This is truly sad. I abhor such act. If we could be kind to a stray cat or dog why can't we be kind to our fellow human. Domestic help should be recognised as a profession and thus be regulated accordingly to prevent abuse and mistreatment.

H. Nizam said...

Umihoney,
If we think carefully and wisely, we owe the domestic worker great favor, i.e. we rely on them for safety and cleanliness of our home, take case of children, cook for us, etc. So it is obvious that their rights should be protected.

MaksiTaksi said...

Oooh that's so sad! I would love to have someone in my household taking care of all kinds of thing so I don't have to do that after a long day of work. I don't know why but everywhere in the world people want to show there power to other people who they think they are less then them.

I hope they will stop labor under the age of 18 for so many hours a day.

Thanks for sharing this story with us. It's good stories like this get attention.

Take care and warm greetings.

not you said...

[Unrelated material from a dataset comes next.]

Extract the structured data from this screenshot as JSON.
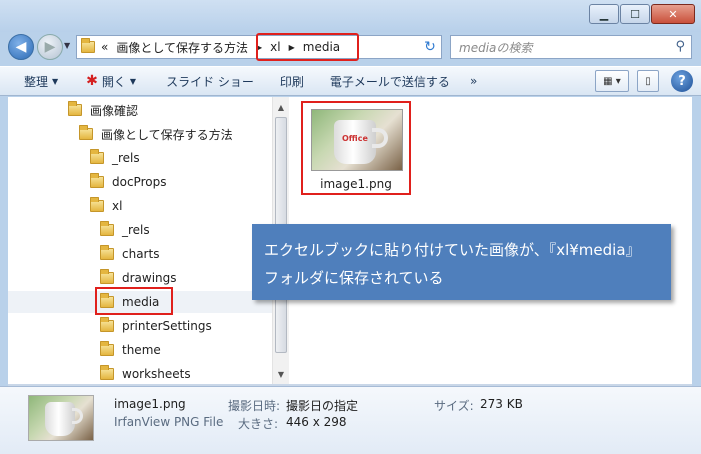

It's so sad that people can be cruel. keep up with the interesting and informative posts. I think it's really good to get information like this out there, so maybe we can eventually help.

frogblog10.blogspot.com

H. Nizam said...

@MaksiTaksi,
It's really good to have a domestic worker to take care of everything while we are in and out of our house.
But everything in life should be based on mutual respect. For which purpose the domestic worker should be empowered as mentioned by Colson.
Let's hope that more serious efforts will be made to improve the situation in the near future.

@Not You,
Very cruel indeed. Thank you for the kind words.

Kiwi Riverman's Blogesphere said...

A shocking state of affairs. Hope Indonesia can eventually stamp it out. We have some dubious incidents, but have controls to deal with exploitation.


peter

H. Nizam said...

Peter/Kiwi,
Thank you for your concern. Let us hope that more serious efforts will be made to empower domestic workers in the near future.